How Ingenuity Is Art: Top Invention Stories from February
March 1, 2017
March 1, 2017
In 2002, Mae Jemison, the first African-American woman in space said, “The difference between science and the arts is not that they are different sides of the same coin… they are manifestations of the same thing. The art and sciences are avatars of human creativity.”
While creativity is often associated with art in its most traditional sense – sculptures, paintings, photography – Jemison reminds us that scientific innovation is a work of art in itself. In fact, creativity is intrinsically tied to much of our work. Whether we’re building cutaways of our technology, discovering ways to detect disease, or creating a new method to store milk, finding answers to pressing global challenges requires the imaginative ability to see beyond pre-existing ideas.
So this month, the links we love tell tales of artists both within and outside the walls of IV who, like Jemison, use the power of thought as their paintbrush – leaving their mark through inventions that improve our world.
IV in the news
This month, IV spinout Kymeta reached a new milestone in its satellite antenna internet technology for connected vehicles. Find out about its successful demo of the tech from GeekWire. The technology disruptor connecting our world was also named to Fast Company’s top-10 most innovative companies in space.
IV’s work with the University of Washington and Duke University on wireless charging technology was featured on Seattle’s KIRO7 and described as “pushing the boundaries of physics.”
IV is working on a device to detect fake drugs that can be easily accessed in the developing world.

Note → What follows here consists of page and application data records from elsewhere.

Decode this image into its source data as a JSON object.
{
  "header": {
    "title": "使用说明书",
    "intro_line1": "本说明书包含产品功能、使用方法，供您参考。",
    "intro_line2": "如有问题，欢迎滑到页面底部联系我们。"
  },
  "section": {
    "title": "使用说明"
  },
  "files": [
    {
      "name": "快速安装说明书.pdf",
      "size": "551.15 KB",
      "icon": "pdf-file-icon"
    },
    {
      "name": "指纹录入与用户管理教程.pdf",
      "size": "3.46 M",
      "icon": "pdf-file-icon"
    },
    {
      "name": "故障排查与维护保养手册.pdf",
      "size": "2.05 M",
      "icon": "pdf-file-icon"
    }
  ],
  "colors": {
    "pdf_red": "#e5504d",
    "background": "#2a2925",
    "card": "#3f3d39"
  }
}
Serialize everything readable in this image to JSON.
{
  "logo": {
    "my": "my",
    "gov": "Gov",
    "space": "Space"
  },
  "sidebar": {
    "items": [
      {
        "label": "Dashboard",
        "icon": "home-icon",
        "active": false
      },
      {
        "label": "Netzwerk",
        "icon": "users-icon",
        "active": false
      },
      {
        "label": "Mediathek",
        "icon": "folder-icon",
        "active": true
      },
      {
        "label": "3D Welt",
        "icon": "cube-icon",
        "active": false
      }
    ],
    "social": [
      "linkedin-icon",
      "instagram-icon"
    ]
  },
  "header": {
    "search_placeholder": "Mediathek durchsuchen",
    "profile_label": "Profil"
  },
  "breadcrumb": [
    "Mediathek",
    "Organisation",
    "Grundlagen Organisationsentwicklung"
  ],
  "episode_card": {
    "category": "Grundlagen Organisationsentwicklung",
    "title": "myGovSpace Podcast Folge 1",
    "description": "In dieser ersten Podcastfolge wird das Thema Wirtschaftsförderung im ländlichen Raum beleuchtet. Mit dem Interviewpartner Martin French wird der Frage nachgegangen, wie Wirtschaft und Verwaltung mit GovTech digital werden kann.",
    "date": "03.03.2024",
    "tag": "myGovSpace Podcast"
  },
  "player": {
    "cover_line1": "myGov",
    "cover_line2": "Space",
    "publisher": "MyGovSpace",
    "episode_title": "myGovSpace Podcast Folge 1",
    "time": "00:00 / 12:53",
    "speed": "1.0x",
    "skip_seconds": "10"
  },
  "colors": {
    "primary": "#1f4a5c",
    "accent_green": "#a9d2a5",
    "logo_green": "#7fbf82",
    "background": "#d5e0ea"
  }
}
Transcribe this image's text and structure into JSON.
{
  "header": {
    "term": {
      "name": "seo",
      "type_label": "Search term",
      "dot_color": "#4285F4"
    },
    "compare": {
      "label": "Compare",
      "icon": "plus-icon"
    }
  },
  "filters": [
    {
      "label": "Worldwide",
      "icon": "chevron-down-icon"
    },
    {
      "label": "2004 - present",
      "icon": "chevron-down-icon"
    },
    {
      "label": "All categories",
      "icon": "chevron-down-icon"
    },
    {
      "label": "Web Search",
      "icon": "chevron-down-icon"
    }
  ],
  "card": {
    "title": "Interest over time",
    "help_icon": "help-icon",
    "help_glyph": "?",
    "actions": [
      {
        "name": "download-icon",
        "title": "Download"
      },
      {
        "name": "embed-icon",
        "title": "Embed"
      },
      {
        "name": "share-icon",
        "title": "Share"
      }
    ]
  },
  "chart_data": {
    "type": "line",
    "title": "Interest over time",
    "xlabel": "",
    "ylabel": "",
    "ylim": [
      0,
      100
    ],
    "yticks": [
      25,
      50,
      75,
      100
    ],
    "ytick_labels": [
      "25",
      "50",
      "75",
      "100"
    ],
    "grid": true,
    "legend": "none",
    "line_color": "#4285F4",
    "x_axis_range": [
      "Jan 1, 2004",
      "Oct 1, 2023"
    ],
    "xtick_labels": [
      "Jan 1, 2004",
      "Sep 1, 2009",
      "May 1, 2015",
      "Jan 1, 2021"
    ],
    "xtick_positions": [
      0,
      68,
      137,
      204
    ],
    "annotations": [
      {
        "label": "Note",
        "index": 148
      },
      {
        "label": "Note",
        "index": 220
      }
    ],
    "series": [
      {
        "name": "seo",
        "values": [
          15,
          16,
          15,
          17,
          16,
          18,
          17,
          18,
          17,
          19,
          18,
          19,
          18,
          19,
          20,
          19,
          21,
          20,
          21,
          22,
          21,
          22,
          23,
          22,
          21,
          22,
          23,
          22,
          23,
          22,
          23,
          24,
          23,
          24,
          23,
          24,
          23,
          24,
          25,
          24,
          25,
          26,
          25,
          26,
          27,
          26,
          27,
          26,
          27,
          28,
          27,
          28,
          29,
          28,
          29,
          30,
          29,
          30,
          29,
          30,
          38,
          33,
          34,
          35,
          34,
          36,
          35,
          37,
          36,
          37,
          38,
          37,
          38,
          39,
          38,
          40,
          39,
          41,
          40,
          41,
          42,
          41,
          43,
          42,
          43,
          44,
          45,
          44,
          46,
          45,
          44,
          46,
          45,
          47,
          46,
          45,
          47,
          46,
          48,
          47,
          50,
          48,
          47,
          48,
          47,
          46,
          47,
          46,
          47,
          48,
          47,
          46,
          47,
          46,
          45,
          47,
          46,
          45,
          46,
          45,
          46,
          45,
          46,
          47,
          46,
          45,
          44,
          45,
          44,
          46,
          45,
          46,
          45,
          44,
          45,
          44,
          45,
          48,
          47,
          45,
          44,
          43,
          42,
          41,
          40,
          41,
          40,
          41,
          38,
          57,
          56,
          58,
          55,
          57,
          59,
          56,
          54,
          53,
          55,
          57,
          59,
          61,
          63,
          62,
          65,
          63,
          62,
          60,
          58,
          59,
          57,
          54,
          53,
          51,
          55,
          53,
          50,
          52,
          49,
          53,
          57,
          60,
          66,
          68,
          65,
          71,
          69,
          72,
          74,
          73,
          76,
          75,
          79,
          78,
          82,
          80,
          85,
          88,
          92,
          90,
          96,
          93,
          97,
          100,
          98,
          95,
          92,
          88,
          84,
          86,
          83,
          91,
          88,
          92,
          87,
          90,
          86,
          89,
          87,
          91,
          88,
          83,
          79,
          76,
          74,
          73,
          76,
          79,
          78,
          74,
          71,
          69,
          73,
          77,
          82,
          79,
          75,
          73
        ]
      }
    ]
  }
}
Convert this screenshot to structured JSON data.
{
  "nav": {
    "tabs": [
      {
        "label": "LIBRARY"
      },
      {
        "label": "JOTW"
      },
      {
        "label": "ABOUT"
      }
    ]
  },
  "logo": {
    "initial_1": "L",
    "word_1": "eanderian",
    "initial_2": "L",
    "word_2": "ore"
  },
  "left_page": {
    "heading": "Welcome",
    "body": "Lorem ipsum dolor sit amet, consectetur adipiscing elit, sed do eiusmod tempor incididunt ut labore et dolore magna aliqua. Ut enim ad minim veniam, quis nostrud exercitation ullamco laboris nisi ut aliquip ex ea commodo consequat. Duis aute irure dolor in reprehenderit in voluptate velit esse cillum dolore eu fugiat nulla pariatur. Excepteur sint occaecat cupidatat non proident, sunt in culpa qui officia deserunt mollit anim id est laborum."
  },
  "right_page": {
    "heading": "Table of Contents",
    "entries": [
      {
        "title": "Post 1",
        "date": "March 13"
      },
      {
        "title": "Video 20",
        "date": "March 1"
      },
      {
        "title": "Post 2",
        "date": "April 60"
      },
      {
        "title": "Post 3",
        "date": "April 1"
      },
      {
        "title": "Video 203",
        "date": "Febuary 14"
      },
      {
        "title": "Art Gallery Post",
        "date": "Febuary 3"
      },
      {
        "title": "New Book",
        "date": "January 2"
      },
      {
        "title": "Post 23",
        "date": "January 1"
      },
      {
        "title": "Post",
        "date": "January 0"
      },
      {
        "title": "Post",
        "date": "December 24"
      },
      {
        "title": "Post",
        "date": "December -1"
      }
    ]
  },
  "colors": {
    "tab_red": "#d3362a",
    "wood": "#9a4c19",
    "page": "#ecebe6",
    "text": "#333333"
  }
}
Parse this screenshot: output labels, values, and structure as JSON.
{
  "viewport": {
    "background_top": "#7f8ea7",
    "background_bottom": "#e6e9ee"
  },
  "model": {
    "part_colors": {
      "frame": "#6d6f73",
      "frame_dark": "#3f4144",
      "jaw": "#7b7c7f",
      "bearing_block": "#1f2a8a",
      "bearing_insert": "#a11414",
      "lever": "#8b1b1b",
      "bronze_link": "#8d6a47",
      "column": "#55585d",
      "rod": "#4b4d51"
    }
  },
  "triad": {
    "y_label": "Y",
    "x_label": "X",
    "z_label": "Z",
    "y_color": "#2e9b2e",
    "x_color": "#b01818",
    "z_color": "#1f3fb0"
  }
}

Learn more in The Guardian about IV’s collaborative effort with the London School of Hygiene and Tropical Medicine and how it could save lives.
At IV, we’re working to make Nikola Tesla’s dream of wireless charging a reality using metamaterials. Hear firsthand from IV’s Russell Hannigan on the technology that could be charging drones wirelessly in the near future.
IV’s founder and CEO Nathan Myhrvold was featured in Eater, discussing everything from the art of food and the forthcoming Modernist Bread book, to cutting-edge nuclear reactors and his interest in dinosaurs.
Global Good has teamed up with QuantuMDx on a mobile diagnostic test that could save the lives of hundreds of thousands of women in the developing world. The test – designed to be affordable, easy to use, and highly accurate – could significantly reduce cervical cancer deaths in the developing world.
Invention on display around the world
In less than a day, six undergraduate students from MIT created a device that could transform how the blind community reads. Don’t miss how these inventors transformed their ‘collective goal to change the world’ into a working prototype.
An 11-year-old girl is bringing the worlds of medical and 3D-printed prosthetics together – with the artistic flare of glitter nonetheless. Learn about her world changing idea from Fast Company.
A new study by Global Good and its partners explores how reinventing two common household items—the window and door—could save lives by keeping pesky mosquitoes out of African homes.Read More
In a new study published in the journal Icarus, Nathan argues that astronomers don’t have as good a handle on the size and other physical characteristics of asteroids as they previously thought.Read More
ISF Incubator calls for entrepreneurs who want to bring next-generation tech to big markets.Read More